     I am looking forward to the day where I go online and see that you are putting the team up for sale. Seeing a list of potential buyers, and maybe even seeing our own Magic Johnson. And maybe that is asking too much. Wanting to see a consistent free agent contender, a full house on a random summer night at the Jake. Yes, it's still the Jake. But hey, there's always next year, right?

Sunday, April 8, 2012

I Blame My Father : an 18 Year Old’s View on Sports

            I blame my father, a northern Ohioan, born and raised. I was his first and only son coming into the world. What better way to celebrate the day of my birth than to be in the hospital cafeteria watching the Indians game? This is the first sign that I am doomed. The intense thunderstorms and raging tornado sirens going off in the distance in Sandusky, Ohio that night should have warned him that what he was doing was not right.

            This was 1993, a year of no significance to a Cleveland fan, except a third, fourth, and sixth place finish by our beloved teams. What was going through my father’s mind as he watches his beloved Indians during my birth? He definitely knows about the curses. I’ve heard about them repeatedly for 18 years by himself, his friends, and the worst… the media. Even though I wasn’t around for the Drive, the Fumble, the Shot, the Catch, Red-Right 88, or the Trade, (keep in mind, as this is being typed I am reaching for the tissue box), I know all about them, through deep, tear-jerking story sessions with suffering family members. It upsets me, because like them, I am a victim.

            I like to call myself a “lucky” Cleveland fan, if there is such thing. My young mind brings no memory of the 90’s tragedies. The offensive powerhouse ’95 and ’97 Indians collapses are only recollected through video. I’ve seen Game Seven - Jose Mesa, Edgar Renteria. We all know. What about Art Modell moving the Browns from our great city? I was just a 2 year old playing with a nerf football. I do remember their return, even though I’d rather not. I Watched Tim Couch and Chris Palmer lead our Brownies to a hopeless 2 and 14 debut. And the Cavs? I would have no knowledge of their existence until some kidf rom Akron jumped into the picture.

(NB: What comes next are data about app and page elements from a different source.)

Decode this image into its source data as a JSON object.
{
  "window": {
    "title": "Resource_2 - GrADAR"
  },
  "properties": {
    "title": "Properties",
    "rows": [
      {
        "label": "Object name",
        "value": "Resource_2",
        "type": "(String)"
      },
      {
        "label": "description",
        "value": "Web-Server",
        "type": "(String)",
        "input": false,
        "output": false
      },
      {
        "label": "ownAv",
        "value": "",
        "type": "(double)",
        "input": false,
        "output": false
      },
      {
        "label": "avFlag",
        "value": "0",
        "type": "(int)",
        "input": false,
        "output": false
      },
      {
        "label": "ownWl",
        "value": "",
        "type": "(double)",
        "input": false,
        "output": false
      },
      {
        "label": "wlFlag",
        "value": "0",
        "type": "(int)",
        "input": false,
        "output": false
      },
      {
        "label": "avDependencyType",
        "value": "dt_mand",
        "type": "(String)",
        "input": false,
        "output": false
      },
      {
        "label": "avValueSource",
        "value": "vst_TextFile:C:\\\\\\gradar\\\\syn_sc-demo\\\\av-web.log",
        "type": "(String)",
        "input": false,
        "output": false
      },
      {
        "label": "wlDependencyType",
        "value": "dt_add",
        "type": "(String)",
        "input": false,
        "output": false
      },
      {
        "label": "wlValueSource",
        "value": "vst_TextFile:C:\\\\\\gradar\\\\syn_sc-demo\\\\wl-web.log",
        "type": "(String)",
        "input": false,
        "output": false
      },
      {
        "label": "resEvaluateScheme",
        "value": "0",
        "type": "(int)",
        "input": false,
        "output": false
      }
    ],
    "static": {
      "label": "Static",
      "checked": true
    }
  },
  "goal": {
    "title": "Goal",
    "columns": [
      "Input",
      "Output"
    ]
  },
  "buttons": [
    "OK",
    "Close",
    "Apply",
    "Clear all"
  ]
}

            My personal stories about these teams would do nothing for someone reading this. It is the same song on repeat since 1964. It wouldn’t matter that I was there for Game Four of the 2007 NBA Finals in the very last row of Quicken Loans Arena with my Dad. It makes no difference that I saw the LeBron James-led Cavs get swept in their first Finals appearance. What would it do for you to know that I witnessed the collapse of an Indians team that took a 3 to 1 series lead into Boston with the Cy Young winner on the mound, lose the series 4 to 3? We get it. Everybody gets it. Cleveland has the worst luck for a sports city in America. Hell, even the Detroit Lions managed to make the playoffs.

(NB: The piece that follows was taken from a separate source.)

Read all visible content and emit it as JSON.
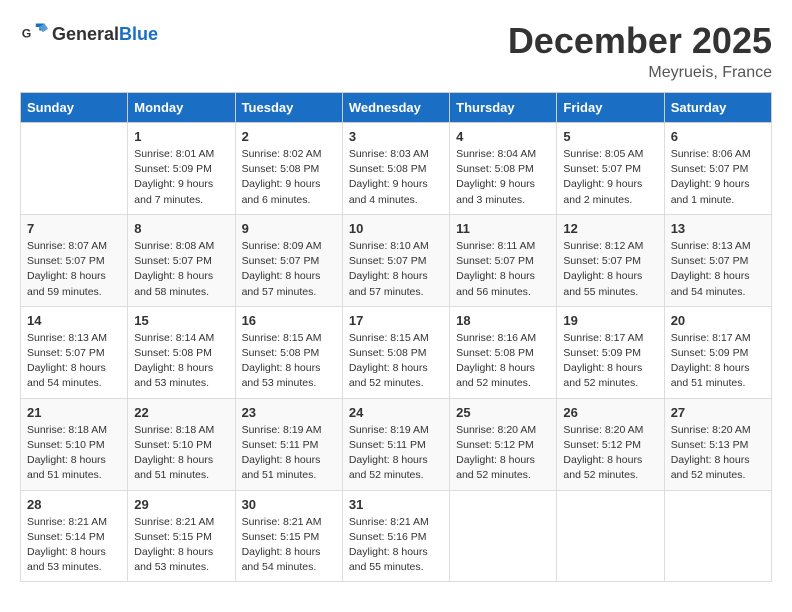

            People say “It’s just a game”. “It’s only sports. There is a real world out there”. Every time I hear that I disagree. I am 18 years old. I’ve taken lessons from watching and playing sports that will shape me into the man that I will become in the future. Being a fan of Cleveland sports puts life in adifferent perspective. It teaches you that like our city, you need to be tough. You need to work hard. You need to do things the RIGHT way. You will get knocked down, many times. You don’t lay there and give up. You don’t quit. You get back up and fight. You don’t take the easy way out. Like ditching your hometown to go play with your buddies on the beach, or completely tearing the heart out of our city by moving the entire team. I know what it takes to succeed. I know that like sports, life goes on. But what I also know is, once it is our time, when a TEAM comes together and wins the right way, it will be worth the suffering. It is worth going to Opening Day every year with my dad, with hopes of this being the year, or sitting in front of the television at 1:00 on Sunday afternoons in the fall thinking maybe, this will be the year the Browns can compete for the playoffs. I know damn well that when I have a child, they will be a Cleveland fan. Call me crazy, but I want my kids to take the lessons from sports that they taught me. So yes, I do blame my father for making me a Cleveland fan. But what I should be doing, is thanking him.
- E